▶ **Problem to work on**: Output the entire listing without altering anything.

Start of Block

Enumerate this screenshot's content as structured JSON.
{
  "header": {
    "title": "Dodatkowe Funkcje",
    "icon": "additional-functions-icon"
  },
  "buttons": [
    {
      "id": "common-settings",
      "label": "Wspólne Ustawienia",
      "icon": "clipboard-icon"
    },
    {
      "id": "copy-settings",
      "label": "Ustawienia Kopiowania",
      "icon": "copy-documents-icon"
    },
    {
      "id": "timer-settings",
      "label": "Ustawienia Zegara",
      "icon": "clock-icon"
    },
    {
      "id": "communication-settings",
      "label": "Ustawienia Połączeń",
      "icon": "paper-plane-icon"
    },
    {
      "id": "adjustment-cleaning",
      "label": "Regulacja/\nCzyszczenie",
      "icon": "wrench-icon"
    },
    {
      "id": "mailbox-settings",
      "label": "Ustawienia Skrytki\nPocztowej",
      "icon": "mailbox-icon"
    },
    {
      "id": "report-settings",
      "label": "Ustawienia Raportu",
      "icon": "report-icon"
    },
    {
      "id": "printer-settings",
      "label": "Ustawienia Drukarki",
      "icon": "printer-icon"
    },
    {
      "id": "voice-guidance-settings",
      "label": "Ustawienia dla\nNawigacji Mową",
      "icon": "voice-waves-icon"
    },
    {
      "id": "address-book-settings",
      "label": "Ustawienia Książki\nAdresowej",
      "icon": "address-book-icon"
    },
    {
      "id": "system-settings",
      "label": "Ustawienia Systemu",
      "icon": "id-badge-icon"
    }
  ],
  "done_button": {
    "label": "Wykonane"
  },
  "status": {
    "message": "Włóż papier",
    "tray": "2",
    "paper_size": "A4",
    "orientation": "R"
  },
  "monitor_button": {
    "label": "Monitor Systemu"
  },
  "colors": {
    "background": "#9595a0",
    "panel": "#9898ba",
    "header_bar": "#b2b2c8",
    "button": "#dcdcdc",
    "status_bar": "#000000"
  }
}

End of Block

▶ **Exercise result**:
Enumerate this screenshot's content as structured JSON.
{
  "header": {
    "title": "Dodatkowe Funkcje",
    "icon": "additional-functions-icon"
  },
  "buttons": [
    {
      "id": "common-settings",
      "label": "Wspólne Ustawienia",
      "icon": "clipboard-icon"
    },
    {
      "id": "copy-settings",
      "label": "Ustawienia Kopiowania",
      "icon": "copy-documents-icon"
    },
    {
      "id": "timer-settings",
      "label": "Ustawienia Zegara",
      "icon": "clock-icon"
    },
    {
      "id": "communication-settings",
      "label": "Ustawienia Połączeń",
      "icon": "paper-plane-icon"
    },
    {
      "id": "adjustment-cleaning",
      "label": "Regulacja/\nCzyszczenie",
      "icon": "wrench-icon"
    },
    {
      "id": "mailbox-settings",
      "label": "Ustawienia Skrytki\nPocztowej",
      "icon": "mailbox-icon"
    },
    {
      "id": "report-settings",
      "label": "Ustawienia Raportu",
      "icon": "report-icon"
    },
    {
      "id": "printer-settings",
      "label": "Ustawienia Drukarki",
      "icon": "printer-icon"
    },
    {
      "id": "voice-guidance-settings",
      "label": "Ustawienia dla\nNawigacji Mową",
      "icon": "voice-waves-icon"
    },
    {
      "id": "address-book-settings",
      "label": "Ustawienia Książki\nAdresowej",
      "icon": "address-book-icon"
    },
    {
      "id": "system-settings",
      "label": "Ustawienia Systemu",
      "icon": "id-badge-icon"
    }
  ],
  "done_button": {
    "label": "Wykonane"
  },
  "status": {
    "message": "Włóż papier",
    "tray": "2",
    "paper_size": "A4",
    "orientation": "R"
  },
  "monitor_button": {
    "label": "Monitor Systemu"
  },
  "colors": {
    "background": "#9595a0",
    "panel": "#9898ba",
    "header_bar": "#b2b2c8",
    "button": "#dcdcdc",
    "status_bar": "#000000"
  }
}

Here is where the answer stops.